--- START ---

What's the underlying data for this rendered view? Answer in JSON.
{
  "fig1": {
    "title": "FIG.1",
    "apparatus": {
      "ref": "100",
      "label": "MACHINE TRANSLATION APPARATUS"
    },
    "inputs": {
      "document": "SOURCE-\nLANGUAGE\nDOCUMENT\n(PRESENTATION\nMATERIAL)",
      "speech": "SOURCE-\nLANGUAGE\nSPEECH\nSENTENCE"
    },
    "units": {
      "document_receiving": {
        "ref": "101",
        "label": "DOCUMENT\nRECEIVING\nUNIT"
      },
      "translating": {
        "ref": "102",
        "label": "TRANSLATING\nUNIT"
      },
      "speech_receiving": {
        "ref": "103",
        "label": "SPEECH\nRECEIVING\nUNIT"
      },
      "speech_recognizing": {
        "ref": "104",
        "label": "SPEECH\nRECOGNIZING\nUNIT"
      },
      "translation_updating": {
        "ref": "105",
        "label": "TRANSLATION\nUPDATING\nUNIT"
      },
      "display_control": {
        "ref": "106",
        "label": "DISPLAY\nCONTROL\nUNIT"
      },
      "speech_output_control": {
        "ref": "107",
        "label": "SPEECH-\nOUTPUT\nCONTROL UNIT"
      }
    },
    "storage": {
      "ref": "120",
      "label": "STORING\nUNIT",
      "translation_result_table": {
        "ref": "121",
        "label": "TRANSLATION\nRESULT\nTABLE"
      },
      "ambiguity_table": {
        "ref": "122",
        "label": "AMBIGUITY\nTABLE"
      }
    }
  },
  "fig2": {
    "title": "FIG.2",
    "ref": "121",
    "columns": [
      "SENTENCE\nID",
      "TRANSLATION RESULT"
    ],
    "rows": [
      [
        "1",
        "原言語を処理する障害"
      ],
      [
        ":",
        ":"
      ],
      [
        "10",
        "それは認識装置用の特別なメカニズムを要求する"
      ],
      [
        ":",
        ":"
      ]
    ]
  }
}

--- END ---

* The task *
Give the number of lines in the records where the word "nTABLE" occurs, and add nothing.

* Response *
2